Bryant finished with 41 points and 12 assists, his second straight game going for 40-plus points with 12 dimes.

Unprecedented stuff.

The Lakers' season wouldn't have been over had Bryant not stepped in to save the day once again, but it certainly wouldn't have been this fun, or historic for that matter.

Bryant is not going down without a fight and that means, no matter what garbage the Lakers have had to wade through so far this season, his team has a fighter's chance.

How it happened: Stop me if you've heard this one before: The Lakers play a subpar team that is looking to give some meaning to its season by beating all the glitz and glamour that is the Lakers so the whole league pays attention, and L.A. doesn't come out with anywhere near the requisite energy and focus to keep said subpar team from thinking it has a prayer. Maybe it was just making the comeback from 15 points down even that much more spectacular. Seems kind of like the script the entire Lakers season has followed.

What it means: It took 108 days, but the 32-31 Lakers are back over .500 for the first time since Nov. 20, when they were 6-5 following Mike D'Antoni's first game on the sidelines.

Hits: Two games after tying his Lakers career high with 20 points against Oklahoma City, Steve Nash had his shooting touch going again and set a new high with 22 points on 7-for-13 shooting, including a huge game-tying 3 in OT.

Howard, although just 6-for-13 from the line for the game, went 2-for-2 from the stripe with 3:55 remaining in the fourth when the Raptors briefly employed a Hack-a-Howard strategy. Oh, not to mention he had 24 points, 13 rebounds, three steals and five blocks.

Misses: Bryant had nine turnovers, but who are we to quibble?

Other than Bryant's ridiculous 5-for-10 night from deep, the Lakers shot 9-for-29 from 3 as a team (31.0 percent) with the main culprits being Jodie Meeks (2-for-9), Metta World Peace (1-for-6) and Antawn Jamison (1-for-4).

Stat of the game: Just take a look at Bryant's line one more time: 41 points and 12 assists, a game after he had 42 and 12. Nutty.
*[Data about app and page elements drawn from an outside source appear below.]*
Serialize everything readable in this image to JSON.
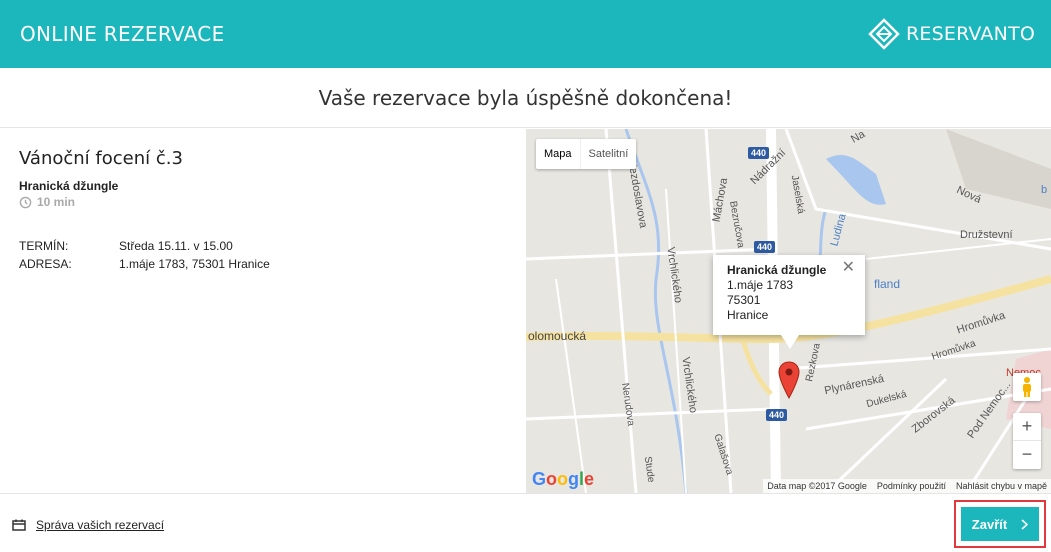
{
  "header": {
    "title": "ONLINE REZERVACE",
    "logo_text": "RESERVANTO"
  },
  "success_message": "Vaše rezervace byla úspěšně dokončena!",
  "reservation": {
    "service": "Vánoční focení č.3",
    "place": "Hranická džungle",
    "duration": "10 min",
    "rows": [
      {
        "label": "TERMÍN:",
        "value": "Středa 15.11. v 15.00"
      },
      {
        "label": "ADRESA:",
        "value": "1.máje 1783, 75301 Hranice"
      }
    ]
  },
  "map": {
    "type_buttons": [
      "Mapa",
      "Satelitní"
    ],
    "bubble": {
      "title": "Hranická džungle",
      "lines": [
        "1.máje 1783",
        "75301",
        "Hranice"
      ]
    },
    "labels": {
      "hviezdoslavova": "Hviezdoslavova",
      "vrchlickeho1": "Vrchlického",
      "vrchlickeho2": "Vrchlického",
      "machova": "Máchova",
      "bezrucova": "Bezručova",
      "nadrazni": "Nádražní",
      "jaselska": "Jaselská",
      "ludina": "Ludina",
      "nova": "Nová",
      "druzstevni": "Družstevní",
      "olomoucka": "olomoucká",
      "lidl": "fland",
      "rezkova": "Rezkova",
      "hromuvka1": "Hromůvka",
      "hromuvka2": "Hromůvka",
      "plynarenska": "Plynárenská",
      "dukelska": "Dukelská",
      "zborovska": "Zborovská",
      "pod_nemocnici": "Pod Nemoc...",
      "nemocnice": "Nemoc",
      "nerudova": "Nerudova",
      "galasova": "Galašova",
      "studentska": "Stude",
      "b": "b",
      "na": "Na"
    },
    "shields": [
      "440",
      "440",
      "440"
    ],
    "zoom_in": "+",
    "zoom_out": "−",
    "attribution": [
      "Data map ©2017 Google",
      "Podmínky použití",
      "Nahlásit chybu v mapě"
    ],
    "google": "Google"
  },
  "footer": {
    "manage_link": "Správa vašich rezervací",
    "close_label": "Zavřít"
  }
}
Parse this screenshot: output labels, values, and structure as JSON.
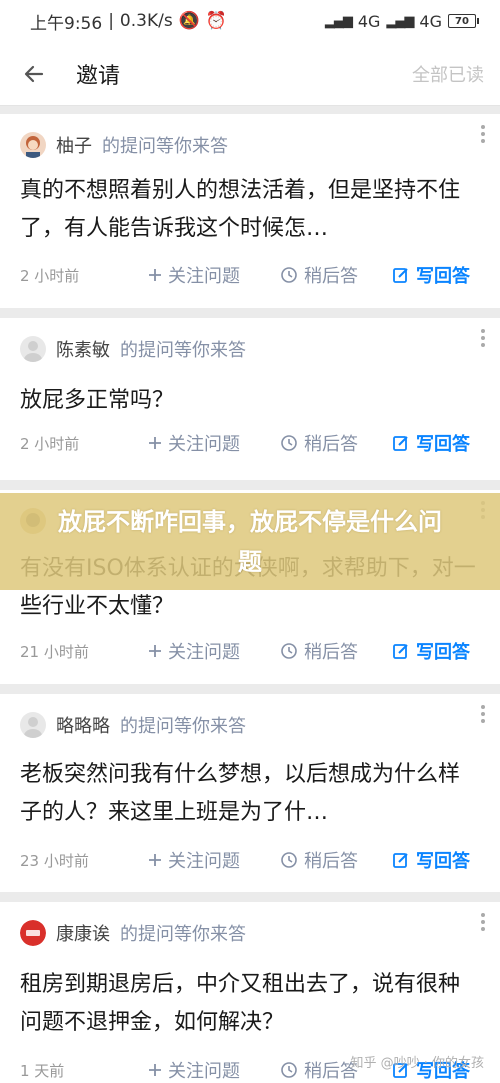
{
  "status_bar": {
    "time": "上午9:56",
    "speed": "0.3K/s",
    "network1": "4G",
    "network2": "4G",
    "battery": "70"
  },
  "app_bar": {
    "title": "邀请",
    "ignore_all": "全部已读"
  },
  "actions": {
    "follow": "关注问题",
    "later": "稍后答",
    "answer": "写回答"
  },
  "invites": [
    {
      "asker": "柚子",
      "suffix": "的提问等你来答",
      "question": "真的不想照着别人的想法活着，但是坚持不住了，有人能告诉我这个时候怎…",
      "time": "2 小时前"
    },
    {
      "asker": "陈素敏",
      "suffix": "的提问等你来答",
      "question": "放屁多正常吗？",
      "time": "2 小时前"
    },
    {
      "asker": "",
      "suffix": "",
      "question": "有没有ISO体系认证的大侠啊，求帮助下，对一些行业不太懂？",
      "time": "21 小时前"
    },
    {
      "asker": "略略略",
      "suffix": "的提问等你来答",
      "question": "老板突然问我有什么梦想，以后想成为什么样子的人？来这里上班是为了什…",
      "time": "23 小时前"
    },
    {
      "asker": "康康诶",
      "suffix": "的提问等你来答",
      "question": "租房到期退房后，中介又租出去了，说有很种问题不退押金，如何解决？",
      "time": "1 天前"
    }
  ],
  "banner": {
    "text": "放屁不断咋回事，放屁不停是什么问题"
  },
  "watermark": "知乎 @吵吵 · 你的女孩"
}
Simply nutty.

What's next: The Lakers host the Chicago Bulls on Sunday in a game that tips off at 12:30 p.m. PT. L.A. always seems to struggle with early starts, but it should be thrilled to play the Bulls any time of day considering Chicago's Marco Belinelli knocked off the Utah Jazz, the team currently occupying the No. 8 spot in the West, with a winning shot on Friday night.



Kobe Bryant
22.3 5.6 1.3 34.5
ReboundsJ. Hill 8.0
AssistsK. Bryant 5.6
StealsR. Price 1.5
BlocksE. Davis 1.2